Dataset rows for apps and sites
* * *

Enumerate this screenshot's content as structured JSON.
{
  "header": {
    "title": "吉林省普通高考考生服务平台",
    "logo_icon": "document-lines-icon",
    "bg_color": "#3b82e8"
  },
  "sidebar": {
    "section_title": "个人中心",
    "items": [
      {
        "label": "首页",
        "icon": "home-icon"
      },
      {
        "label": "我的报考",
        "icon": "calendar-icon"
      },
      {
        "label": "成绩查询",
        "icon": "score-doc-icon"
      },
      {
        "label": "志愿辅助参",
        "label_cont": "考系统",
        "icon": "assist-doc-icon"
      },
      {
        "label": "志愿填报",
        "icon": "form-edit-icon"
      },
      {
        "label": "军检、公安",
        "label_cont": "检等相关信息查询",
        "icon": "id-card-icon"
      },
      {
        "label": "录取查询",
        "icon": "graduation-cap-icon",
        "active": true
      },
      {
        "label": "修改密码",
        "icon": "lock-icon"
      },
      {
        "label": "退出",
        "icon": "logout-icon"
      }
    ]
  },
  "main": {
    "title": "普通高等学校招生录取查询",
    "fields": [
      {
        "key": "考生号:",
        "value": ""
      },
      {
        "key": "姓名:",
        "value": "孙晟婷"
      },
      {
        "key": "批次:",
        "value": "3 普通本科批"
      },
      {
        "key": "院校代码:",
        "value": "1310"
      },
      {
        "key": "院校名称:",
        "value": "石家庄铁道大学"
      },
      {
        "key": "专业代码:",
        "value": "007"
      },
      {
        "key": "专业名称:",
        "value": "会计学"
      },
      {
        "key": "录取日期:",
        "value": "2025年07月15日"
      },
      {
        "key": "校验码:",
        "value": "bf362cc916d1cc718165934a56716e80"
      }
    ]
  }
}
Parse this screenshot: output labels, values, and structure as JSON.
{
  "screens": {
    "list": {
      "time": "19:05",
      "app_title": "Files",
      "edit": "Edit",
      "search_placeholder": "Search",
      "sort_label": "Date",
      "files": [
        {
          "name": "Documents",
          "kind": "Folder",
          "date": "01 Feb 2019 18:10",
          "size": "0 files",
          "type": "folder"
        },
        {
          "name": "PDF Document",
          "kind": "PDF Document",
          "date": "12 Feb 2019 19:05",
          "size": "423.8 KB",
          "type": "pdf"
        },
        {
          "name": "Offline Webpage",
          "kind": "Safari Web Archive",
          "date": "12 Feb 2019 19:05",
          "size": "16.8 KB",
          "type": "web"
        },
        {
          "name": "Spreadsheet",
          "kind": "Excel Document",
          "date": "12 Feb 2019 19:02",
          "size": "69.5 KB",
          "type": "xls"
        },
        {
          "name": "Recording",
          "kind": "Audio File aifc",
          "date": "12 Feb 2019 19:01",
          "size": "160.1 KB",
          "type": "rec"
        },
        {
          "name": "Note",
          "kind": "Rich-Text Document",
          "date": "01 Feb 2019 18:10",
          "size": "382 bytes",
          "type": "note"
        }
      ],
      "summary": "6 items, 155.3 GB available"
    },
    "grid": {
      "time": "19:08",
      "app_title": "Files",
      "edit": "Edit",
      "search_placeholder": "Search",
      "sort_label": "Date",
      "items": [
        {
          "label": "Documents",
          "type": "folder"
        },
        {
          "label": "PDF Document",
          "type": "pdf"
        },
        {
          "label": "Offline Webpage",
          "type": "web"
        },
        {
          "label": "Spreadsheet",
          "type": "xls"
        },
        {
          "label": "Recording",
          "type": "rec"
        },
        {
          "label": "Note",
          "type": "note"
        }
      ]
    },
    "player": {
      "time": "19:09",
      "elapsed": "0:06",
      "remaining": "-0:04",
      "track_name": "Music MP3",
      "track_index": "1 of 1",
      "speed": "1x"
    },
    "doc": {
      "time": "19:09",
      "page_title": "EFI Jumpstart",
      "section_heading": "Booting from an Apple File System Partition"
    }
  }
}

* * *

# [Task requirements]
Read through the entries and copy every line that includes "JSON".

# [Task output]
Enumerate this screenshot's content as structured JSON.
Parse this screenshot: output labels, values, and structure as JSON.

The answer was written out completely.